Scan the listing below for the string "Главная" and copy each line where it turns up.
[Source data — start]
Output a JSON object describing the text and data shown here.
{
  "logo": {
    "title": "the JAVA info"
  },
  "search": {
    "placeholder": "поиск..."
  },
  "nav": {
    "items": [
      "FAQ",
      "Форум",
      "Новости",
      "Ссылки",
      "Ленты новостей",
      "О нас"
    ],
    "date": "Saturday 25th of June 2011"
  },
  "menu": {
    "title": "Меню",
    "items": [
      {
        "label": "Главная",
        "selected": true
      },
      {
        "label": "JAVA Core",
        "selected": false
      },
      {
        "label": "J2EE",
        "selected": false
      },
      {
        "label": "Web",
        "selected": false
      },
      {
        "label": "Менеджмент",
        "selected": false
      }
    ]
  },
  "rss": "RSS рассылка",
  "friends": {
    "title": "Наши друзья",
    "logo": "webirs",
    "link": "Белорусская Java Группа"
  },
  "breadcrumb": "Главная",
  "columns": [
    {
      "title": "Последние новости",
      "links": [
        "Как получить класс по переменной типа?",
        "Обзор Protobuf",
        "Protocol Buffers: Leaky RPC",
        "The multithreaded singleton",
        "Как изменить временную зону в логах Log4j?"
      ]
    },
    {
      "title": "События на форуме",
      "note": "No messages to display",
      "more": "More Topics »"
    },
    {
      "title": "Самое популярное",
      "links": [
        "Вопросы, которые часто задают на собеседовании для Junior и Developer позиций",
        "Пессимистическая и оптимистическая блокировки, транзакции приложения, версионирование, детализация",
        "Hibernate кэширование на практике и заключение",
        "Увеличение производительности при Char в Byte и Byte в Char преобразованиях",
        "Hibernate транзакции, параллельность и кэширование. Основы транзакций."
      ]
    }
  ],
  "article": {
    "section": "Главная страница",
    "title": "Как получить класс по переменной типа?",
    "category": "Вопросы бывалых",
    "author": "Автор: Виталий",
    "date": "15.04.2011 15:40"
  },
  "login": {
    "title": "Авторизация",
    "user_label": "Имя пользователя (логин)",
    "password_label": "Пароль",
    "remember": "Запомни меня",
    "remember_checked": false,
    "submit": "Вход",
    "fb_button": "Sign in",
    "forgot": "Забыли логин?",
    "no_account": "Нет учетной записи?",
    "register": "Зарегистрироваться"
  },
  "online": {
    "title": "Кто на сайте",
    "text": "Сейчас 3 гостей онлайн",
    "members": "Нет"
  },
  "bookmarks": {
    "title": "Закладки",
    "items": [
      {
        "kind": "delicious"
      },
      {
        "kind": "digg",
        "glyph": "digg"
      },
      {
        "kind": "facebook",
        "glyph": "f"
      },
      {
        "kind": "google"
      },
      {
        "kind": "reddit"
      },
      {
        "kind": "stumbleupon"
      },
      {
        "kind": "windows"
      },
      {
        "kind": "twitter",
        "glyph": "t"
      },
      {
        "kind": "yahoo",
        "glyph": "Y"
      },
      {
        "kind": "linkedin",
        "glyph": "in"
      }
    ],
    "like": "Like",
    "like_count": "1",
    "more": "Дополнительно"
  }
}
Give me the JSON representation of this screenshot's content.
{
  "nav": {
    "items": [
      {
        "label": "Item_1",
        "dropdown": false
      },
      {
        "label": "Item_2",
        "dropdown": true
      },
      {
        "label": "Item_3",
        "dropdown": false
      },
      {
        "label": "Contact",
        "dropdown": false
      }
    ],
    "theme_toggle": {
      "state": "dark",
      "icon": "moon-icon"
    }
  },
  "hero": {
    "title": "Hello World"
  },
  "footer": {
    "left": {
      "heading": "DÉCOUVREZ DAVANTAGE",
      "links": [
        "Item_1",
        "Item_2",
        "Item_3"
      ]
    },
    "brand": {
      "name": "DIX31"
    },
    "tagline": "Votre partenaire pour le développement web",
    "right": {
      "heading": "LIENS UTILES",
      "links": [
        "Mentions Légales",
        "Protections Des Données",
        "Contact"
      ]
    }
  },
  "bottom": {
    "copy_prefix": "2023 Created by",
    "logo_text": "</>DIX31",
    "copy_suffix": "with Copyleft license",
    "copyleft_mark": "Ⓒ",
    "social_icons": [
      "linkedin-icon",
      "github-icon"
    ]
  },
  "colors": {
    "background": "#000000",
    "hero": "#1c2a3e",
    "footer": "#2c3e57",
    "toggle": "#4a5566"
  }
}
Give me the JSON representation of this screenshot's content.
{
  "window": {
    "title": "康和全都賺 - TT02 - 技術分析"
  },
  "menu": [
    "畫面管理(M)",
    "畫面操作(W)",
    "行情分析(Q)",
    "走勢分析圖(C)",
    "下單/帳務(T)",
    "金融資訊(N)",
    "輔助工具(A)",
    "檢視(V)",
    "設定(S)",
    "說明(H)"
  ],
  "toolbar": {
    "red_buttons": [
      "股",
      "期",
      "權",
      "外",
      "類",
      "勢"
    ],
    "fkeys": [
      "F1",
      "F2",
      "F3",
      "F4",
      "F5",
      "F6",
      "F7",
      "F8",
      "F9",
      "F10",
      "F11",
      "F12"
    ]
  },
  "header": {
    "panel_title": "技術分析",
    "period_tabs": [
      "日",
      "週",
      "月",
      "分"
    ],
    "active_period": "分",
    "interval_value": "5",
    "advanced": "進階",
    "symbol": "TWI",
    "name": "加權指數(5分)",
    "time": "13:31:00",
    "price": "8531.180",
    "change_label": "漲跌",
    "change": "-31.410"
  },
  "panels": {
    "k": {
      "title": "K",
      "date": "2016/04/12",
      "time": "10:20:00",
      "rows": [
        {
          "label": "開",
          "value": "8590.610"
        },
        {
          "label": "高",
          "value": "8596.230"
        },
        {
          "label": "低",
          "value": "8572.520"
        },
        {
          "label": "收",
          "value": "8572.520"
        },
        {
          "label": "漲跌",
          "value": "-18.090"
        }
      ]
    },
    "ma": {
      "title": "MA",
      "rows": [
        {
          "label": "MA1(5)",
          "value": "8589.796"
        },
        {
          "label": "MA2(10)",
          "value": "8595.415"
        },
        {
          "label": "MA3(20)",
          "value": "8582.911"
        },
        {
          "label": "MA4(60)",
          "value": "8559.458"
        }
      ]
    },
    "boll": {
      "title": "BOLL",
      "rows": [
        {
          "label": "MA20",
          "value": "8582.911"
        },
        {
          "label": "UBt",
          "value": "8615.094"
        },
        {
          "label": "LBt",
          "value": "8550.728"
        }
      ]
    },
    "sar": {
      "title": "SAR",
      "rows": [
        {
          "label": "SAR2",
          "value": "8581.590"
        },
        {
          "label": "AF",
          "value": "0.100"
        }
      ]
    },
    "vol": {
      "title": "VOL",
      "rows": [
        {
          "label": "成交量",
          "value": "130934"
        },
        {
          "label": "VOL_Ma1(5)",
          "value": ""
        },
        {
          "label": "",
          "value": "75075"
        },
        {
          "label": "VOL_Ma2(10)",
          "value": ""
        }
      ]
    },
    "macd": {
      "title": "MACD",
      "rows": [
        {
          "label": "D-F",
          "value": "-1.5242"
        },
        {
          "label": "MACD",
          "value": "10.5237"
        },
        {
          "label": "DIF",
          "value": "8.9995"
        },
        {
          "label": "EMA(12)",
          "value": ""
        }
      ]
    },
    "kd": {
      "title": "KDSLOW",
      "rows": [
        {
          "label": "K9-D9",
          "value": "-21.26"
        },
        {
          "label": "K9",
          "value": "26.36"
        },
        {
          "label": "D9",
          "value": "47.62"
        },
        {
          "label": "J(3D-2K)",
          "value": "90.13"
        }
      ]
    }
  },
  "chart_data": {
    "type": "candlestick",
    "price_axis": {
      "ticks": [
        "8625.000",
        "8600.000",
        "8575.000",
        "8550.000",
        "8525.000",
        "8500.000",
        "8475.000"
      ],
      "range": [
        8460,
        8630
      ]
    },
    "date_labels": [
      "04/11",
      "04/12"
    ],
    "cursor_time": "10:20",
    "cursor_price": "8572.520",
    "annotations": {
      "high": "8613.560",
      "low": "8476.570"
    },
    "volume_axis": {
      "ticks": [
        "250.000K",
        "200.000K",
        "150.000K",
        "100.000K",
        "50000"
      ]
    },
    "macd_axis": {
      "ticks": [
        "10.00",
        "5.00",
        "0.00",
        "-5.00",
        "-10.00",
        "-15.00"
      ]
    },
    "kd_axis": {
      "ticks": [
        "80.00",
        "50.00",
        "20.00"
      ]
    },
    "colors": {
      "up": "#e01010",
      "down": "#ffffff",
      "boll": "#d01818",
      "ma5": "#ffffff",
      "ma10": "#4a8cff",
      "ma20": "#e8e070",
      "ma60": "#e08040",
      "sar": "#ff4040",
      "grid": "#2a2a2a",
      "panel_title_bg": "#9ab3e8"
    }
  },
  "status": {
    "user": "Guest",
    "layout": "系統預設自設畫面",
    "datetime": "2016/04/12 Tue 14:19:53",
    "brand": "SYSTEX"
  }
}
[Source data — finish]
Result for this exercise:
        "label": "Главная",
  "breadcrumb": "Главная",
    "section": "Главная страница",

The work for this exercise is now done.